Ai Yi Yi!
As I've said on the other thread, there were two variants of this. First, Specialty Records Corp. for the East Coast:
Then, on the West Coast, Monarch Record Mfg., with label type by Stoughton Printing Co.:
But there was one pressing entity that never pressed at all for the All Platinum labels at any time in its existence - I don't even think any albums they put out were available for Columbia House subscribers. In the past, RCA and Decca/MCA had spells pressing for All Platinum, Stang and Turbo. But one major that never did was Columbia. Below is a re-creation (with actual typesetting, painstakingly put together in digital graphics systems) of what Columbia pressings of this (at least, from Pitman, NJ) might have looked like:
As for the song itself, Ms. Robinson intended this with Al Green in mind, but Mr. Green turned it down. One of many examples of how the Green/Willie Mitchell Memphis Sound and its influence reached long and wide.
That's the same Sylvia of Mickey and Sylvia ("Love Is Strange") and the same Sylvia who founded Sugar Hill Records a few years later, giving us the first rap hit in "Rapper's Delight". That's three data points on her resume that few musicians can match.
She also wrote "Shame Shame Shame", one of the very first disco songs, by Shirley & Co.
Not too many acts can claim to have been instrumental in creating one of the first hits in two separate pop genres.
And Shirley herself was once one-half of Shirley & Lee who also hit in 1956 with "Let The Good Times Roll."
That Sylvia named the pioneering rap label Sugar Hill Records and got away with it was amazing - given that the year before, in 1978, another Sugar Hill label - specializing in bluegrass and Americana music - was founded in Durham, NC by Barry Poss and David Freeman. The country/bluegrass Sugar Hill is still around, based out of Nashville (and, I.I.N.M., part of the Concord group); the rap label faded away after MCA acquired it in the mid-'80's.

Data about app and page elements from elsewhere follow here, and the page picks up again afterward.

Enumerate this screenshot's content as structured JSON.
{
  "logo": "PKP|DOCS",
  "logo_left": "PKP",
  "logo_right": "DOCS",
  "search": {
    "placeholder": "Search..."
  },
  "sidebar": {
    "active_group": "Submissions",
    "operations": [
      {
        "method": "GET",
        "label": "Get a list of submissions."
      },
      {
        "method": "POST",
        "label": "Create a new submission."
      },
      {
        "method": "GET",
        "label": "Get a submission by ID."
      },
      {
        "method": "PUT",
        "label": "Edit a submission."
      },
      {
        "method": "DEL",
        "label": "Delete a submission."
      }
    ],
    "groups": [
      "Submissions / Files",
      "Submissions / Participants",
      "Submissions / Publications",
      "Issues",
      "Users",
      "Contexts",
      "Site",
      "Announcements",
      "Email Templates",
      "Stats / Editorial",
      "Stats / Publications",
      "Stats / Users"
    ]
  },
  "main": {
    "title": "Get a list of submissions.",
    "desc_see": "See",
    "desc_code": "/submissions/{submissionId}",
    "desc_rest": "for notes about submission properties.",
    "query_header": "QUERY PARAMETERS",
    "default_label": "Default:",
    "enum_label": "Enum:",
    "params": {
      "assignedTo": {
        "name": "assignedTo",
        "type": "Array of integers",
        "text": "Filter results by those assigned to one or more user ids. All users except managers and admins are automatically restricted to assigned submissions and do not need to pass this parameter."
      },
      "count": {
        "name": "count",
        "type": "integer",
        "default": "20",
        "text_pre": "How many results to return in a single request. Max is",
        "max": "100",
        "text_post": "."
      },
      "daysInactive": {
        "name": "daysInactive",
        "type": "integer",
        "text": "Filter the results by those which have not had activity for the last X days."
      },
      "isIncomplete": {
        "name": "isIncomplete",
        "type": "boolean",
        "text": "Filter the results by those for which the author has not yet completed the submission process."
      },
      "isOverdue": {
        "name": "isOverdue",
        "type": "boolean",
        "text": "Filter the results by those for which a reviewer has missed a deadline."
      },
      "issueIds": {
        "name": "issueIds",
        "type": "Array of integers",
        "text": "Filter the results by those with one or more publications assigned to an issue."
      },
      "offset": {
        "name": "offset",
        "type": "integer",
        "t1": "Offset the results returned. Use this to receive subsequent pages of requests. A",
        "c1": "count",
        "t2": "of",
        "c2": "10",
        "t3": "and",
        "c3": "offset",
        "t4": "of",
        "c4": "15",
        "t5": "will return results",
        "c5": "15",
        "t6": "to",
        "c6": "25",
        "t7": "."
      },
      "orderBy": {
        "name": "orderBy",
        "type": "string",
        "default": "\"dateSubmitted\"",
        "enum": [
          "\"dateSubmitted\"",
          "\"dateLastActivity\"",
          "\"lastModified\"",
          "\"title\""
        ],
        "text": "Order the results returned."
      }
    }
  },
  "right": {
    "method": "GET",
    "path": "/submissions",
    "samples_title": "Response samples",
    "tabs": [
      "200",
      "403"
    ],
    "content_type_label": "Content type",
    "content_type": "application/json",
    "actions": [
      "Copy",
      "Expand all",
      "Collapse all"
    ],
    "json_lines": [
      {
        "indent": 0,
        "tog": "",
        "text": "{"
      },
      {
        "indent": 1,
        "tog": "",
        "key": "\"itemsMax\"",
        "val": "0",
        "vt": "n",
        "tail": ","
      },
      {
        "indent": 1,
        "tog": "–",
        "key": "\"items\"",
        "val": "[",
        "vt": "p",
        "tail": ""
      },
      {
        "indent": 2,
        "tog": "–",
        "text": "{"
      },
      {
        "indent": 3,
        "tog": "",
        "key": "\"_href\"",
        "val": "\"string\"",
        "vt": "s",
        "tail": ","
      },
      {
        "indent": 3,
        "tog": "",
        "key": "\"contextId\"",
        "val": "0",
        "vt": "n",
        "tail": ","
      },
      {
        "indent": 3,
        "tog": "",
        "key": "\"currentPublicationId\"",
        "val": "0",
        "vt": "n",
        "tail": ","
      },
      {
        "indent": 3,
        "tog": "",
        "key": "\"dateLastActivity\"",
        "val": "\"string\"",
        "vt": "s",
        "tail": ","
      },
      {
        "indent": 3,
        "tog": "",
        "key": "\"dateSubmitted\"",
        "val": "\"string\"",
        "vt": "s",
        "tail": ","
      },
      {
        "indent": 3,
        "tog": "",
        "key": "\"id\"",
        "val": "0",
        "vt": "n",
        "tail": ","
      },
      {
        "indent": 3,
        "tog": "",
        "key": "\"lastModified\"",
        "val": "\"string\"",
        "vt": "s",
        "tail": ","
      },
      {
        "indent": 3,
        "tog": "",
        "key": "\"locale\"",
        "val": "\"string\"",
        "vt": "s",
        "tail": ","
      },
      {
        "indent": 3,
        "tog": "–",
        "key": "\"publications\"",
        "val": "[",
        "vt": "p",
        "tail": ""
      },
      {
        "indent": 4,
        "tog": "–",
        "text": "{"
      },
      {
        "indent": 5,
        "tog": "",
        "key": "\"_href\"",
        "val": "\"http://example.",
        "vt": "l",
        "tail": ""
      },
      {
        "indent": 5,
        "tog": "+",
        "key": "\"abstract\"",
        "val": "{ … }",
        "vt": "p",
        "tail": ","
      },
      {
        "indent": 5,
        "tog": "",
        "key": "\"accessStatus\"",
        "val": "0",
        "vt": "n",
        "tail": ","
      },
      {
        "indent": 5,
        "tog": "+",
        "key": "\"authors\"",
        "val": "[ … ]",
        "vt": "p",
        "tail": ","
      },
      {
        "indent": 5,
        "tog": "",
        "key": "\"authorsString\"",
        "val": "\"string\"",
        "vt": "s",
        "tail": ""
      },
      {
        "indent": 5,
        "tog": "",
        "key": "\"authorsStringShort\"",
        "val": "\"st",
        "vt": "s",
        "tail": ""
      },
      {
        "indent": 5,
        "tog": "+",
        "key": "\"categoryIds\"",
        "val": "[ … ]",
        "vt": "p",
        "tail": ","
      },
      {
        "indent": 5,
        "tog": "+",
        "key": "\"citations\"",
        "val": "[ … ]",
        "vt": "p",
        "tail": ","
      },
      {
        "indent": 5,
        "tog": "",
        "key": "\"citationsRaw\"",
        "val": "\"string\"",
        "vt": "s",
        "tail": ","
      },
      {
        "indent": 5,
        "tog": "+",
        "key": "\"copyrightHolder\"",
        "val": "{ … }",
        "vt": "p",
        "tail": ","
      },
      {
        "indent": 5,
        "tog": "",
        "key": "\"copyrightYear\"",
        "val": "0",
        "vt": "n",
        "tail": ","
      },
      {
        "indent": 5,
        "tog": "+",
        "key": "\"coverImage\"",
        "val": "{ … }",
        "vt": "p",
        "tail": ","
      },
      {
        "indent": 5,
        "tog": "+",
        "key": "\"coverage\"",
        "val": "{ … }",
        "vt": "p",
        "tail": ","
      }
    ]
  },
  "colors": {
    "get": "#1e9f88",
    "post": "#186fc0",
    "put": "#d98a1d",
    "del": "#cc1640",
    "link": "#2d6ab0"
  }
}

My copy of this single is dark blue, rather than the baby-blue shade seen here.
I try to "follow" it, wherever it is! Aren't you supposed to see notifications in threads you've already participated in? If so,it's not popping up.
Sounds like you have a later pressing. First-pressings were powder blue background (the technical term used on such label sheets).
When you log on, just click the "Watched Threads" button at the top of the page. Then, you will see all of the threads you subscribed to when they have new posts. I'm always surprised at how many people don't know that.
I do have to say that there are so few posts on the Billboard R&B thread that even I have to do a search if no one posts for a day or so.
The membership is missing a lot of discussion by not reading that thread. Right now, it's on "Pillow Talk" by Sylvia, but i'm about to post a new #1 single.
Separate names with a comma.